Florida governor Ron DeSantis has made it very clear for a while now that he would like to take away Disney World’s self-governing powers that were once held through the Reedy Creek Improvement District.
This animosity largely stems from Disney’s response to the Don’t Say Gay bill, as DeSantis had called Disney a “woke corporation,” and as a result, Disney stopped its political giving in Florida.
However, lawmakers published a notice on Osceola County’s website which calls for legislation to increase the state’s accountability, transparency, and oversight of the Reedy Creek District, only allowing Disney quasi-government control over the theme parks in Florida.
Taryn Fenske, a spokesperson for Governor DeSantis, said this about the legislation:
“The corporate kingdom has come to an end. Under the proposed legislation, Disney will no longer control its own government, will live under the same laws as everyone else, will be responsible for their outstanding debts, and will pay their fair share of taxes. Imposing a state-controlled board will also ensure that Orange County cannot use this issue as a pretext to raise taxes on Orange County residents.”
However, this legislation is problematic for other lawmakers, who see a major disruption for Central Florida, as Disney is a huge source of jobs and a driver for the economy in this region.
Some lawmakers had said that DeSantis seems to be “doubling down” on this response and is not willing to compromise.
This notice serves as a first step to start the countdown on moving forward with a bill that would end Disney’s self-governing status in this area, while simultaneously protecting the region’s taxpayers from any of Disney’s debt.
Osceola County spokesperson Mark Pino had said that the notice was posted to State Representative Fred Hawkins’ office as a courtesy, and a bill has not been filed yet in the Legislature.
Reedy Creek is overseen by a Board of Supervisors, with five members on the board. Disney, as the primary landowner, can select who sits on the board. Additionally, this district is comprised of Disney World and surrounding areas. It has the power of a county government entity, and it can levy taxes, issue tax-free bonds, oversee the use of land and environmental protections, as well as provide necessary public services, such as fire department and police.
According to Orlando Sentinel, here is more about what is listed in the notice:
The notice mentions removing and revising the district’s powers; increasing state oversight, accountability, and transparency; revising the selection process, membership qualifications, and compensation for the governing body; ensuring debts and bond obligations held by the district remain with the district and are not transferred to other governments; revising the district’s regulatory framework and structure; and instituting reporting requirements, including a review of the district’s remaining powers.
In 2022, the Florida Legislature had voted to dissolve Reedy Creek starting June 1, 2023, but had previously left the reconfiguration of this district open. At the time, DeSantis had wanted state appointees on this board while making sure that Disney would keep paying the taxes that would be required to maintain the Parks and Resorts.
However, Orange County Mayor Jerry Demings took the opposite approach of DeSantis, calling Disney an “outstanding community partner” who keeps investing in Orange County.

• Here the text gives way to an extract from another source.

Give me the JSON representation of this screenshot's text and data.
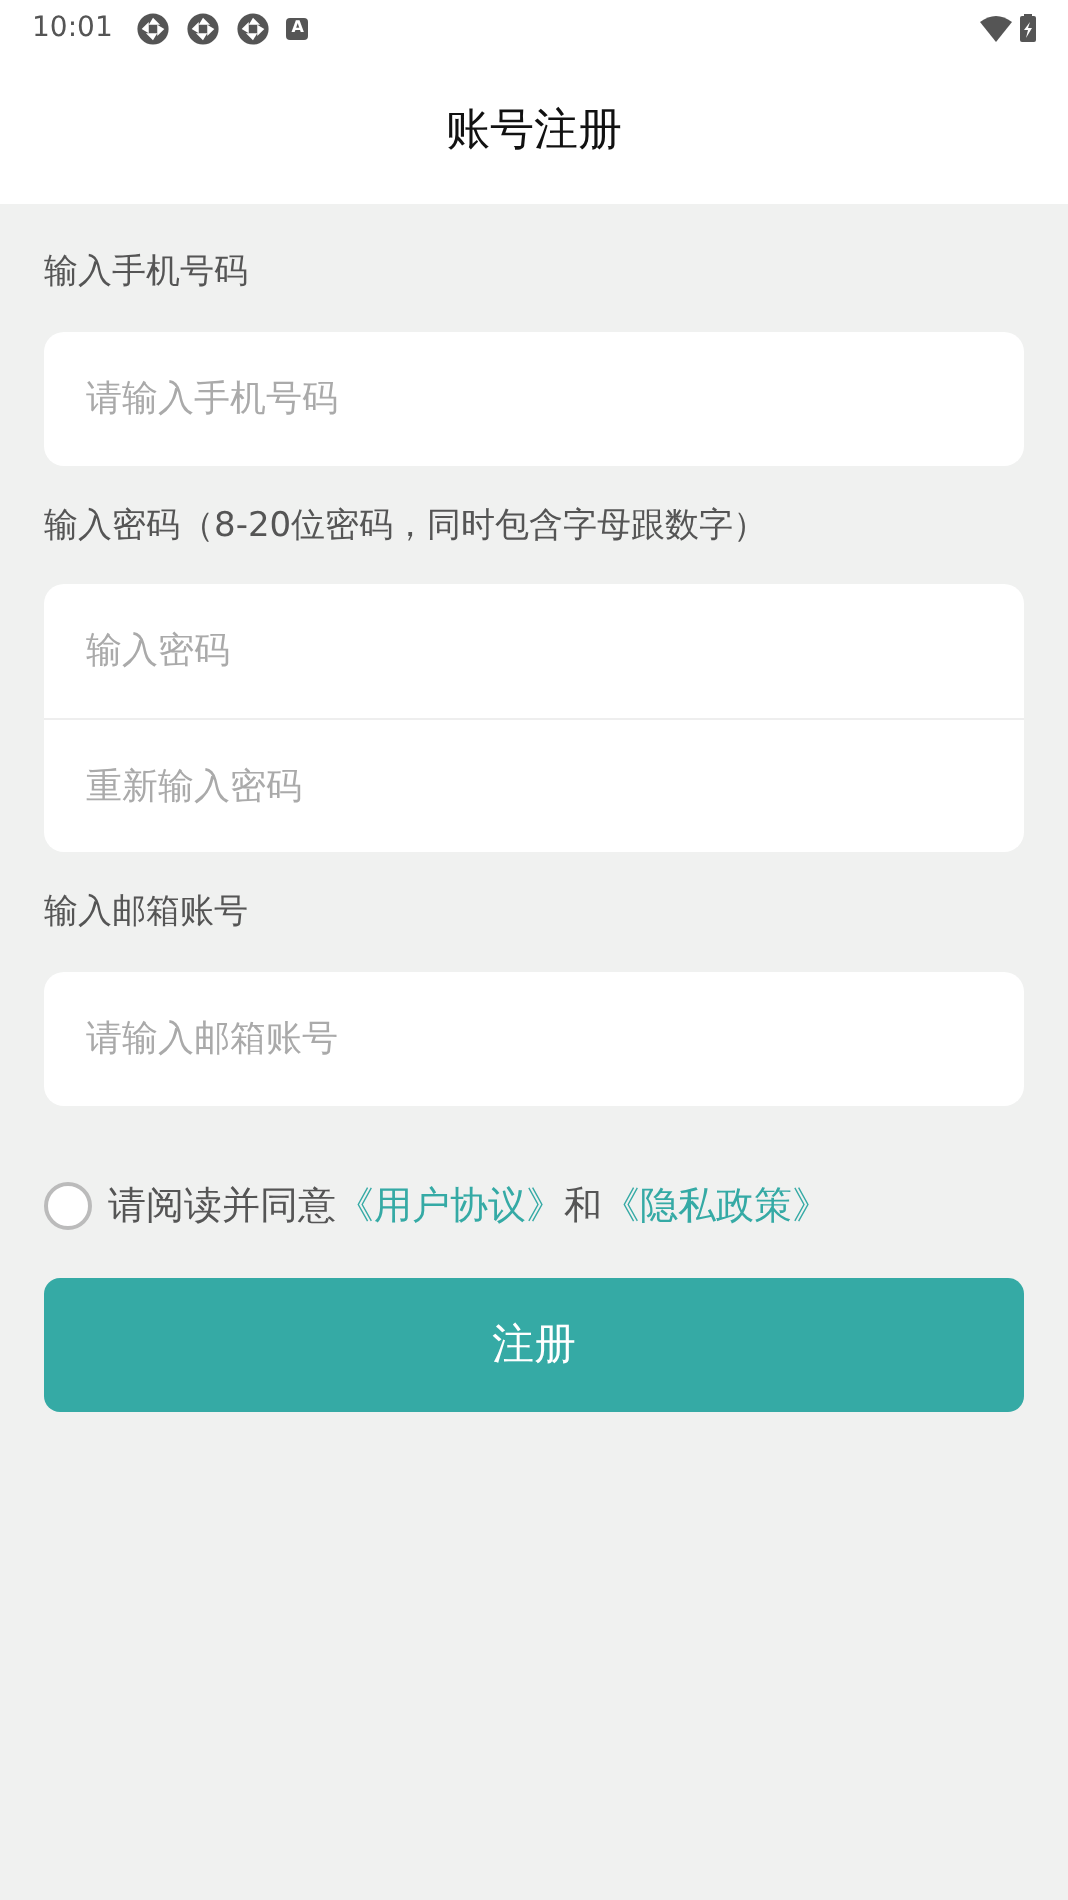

On Friday, he also dispelled some rumors about Orange County using this event to raise taxes on residents, calling it “baseless.” Florida lawmakers will start their regular season in March, and we will continue to keep you updated on any progress.
What do you think of this ongoing battle over the Reedy Creek District?